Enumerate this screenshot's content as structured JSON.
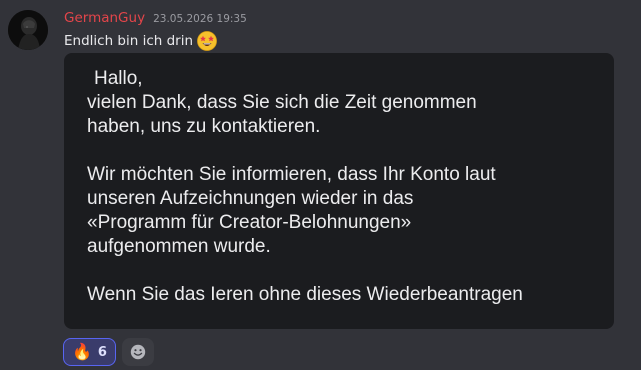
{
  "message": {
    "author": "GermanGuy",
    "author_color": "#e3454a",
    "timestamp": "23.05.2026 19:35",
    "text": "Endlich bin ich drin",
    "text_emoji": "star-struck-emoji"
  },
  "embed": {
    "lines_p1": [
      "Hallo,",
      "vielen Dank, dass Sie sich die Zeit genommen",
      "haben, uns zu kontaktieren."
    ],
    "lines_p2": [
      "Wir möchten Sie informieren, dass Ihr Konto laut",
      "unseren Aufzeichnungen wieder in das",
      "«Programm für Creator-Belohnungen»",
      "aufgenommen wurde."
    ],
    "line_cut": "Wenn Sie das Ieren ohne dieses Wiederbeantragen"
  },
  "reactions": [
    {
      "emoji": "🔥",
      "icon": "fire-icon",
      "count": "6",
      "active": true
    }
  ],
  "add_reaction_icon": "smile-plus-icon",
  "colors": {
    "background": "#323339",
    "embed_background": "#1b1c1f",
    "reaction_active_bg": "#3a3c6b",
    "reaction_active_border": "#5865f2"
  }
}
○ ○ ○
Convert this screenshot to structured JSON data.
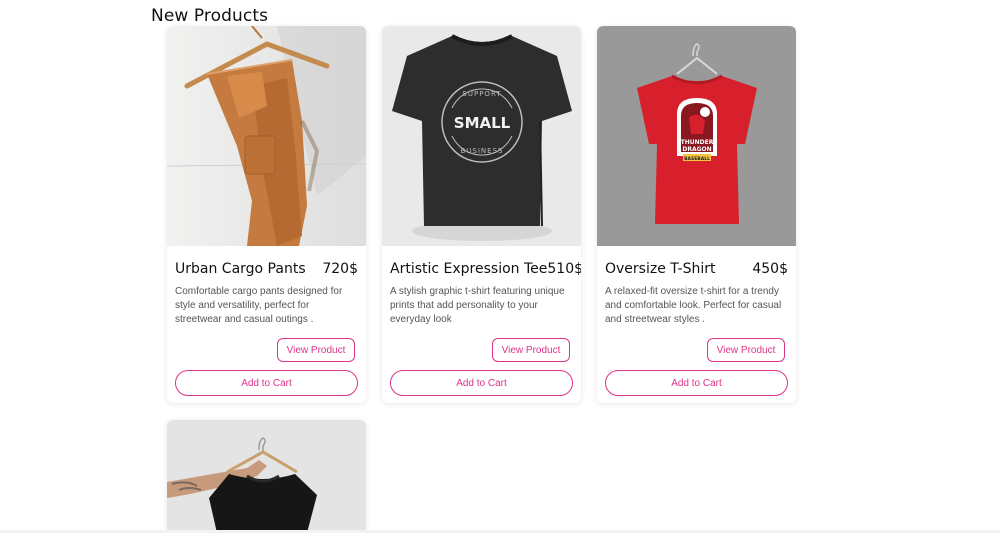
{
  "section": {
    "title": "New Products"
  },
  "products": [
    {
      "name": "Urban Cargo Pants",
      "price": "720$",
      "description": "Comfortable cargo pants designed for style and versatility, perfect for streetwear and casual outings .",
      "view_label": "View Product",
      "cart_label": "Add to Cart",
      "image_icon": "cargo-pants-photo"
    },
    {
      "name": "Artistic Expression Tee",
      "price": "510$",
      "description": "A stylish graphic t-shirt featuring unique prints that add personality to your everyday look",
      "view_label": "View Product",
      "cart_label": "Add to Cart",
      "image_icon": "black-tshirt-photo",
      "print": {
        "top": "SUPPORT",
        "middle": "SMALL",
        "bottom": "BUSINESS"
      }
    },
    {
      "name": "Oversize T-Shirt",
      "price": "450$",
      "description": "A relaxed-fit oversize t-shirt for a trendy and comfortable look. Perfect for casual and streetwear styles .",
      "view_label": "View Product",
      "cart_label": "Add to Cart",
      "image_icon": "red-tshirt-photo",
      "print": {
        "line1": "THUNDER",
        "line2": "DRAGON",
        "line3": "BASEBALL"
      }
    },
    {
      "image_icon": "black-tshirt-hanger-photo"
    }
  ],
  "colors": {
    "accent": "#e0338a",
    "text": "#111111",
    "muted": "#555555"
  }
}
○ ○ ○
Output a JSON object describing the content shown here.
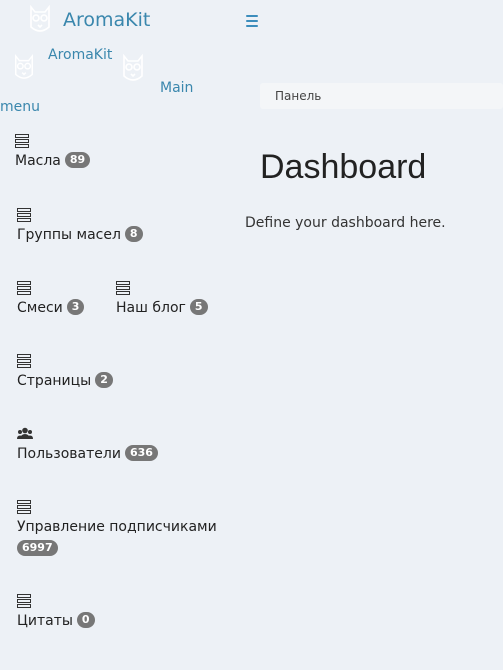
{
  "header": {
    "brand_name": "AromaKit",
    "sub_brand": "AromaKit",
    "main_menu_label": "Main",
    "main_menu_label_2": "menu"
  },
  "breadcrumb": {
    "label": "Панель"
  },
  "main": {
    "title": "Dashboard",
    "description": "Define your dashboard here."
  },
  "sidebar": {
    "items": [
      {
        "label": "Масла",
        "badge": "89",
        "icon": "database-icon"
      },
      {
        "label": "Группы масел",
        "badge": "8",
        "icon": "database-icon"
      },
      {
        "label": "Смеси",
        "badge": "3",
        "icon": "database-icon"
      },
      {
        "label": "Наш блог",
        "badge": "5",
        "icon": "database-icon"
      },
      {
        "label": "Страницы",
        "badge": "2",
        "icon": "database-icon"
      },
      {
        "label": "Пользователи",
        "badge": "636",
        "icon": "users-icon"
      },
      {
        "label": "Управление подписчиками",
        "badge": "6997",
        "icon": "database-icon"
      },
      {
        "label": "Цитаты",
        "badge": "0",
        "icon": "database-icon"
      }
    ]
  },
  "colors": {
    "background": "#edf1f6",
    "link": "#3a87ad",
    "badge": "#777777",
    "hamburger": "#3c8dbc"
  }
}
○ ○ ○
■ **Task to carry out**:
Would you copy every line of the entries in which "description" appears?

■ **Result for this exercise**:
      "description": "Comfortable cargo pants designed for style and versatility, perfect for streetwear and casual outings .",
      "description": "A stylish graphic t-shirt featuring unique prints that add personality to your everyday look",
      "description": "A relaxed-fit oversize t-shirt for a trendy and comfortable look. Perfect for casual and streetwear styles .",
    "description": "Define your dashboard here."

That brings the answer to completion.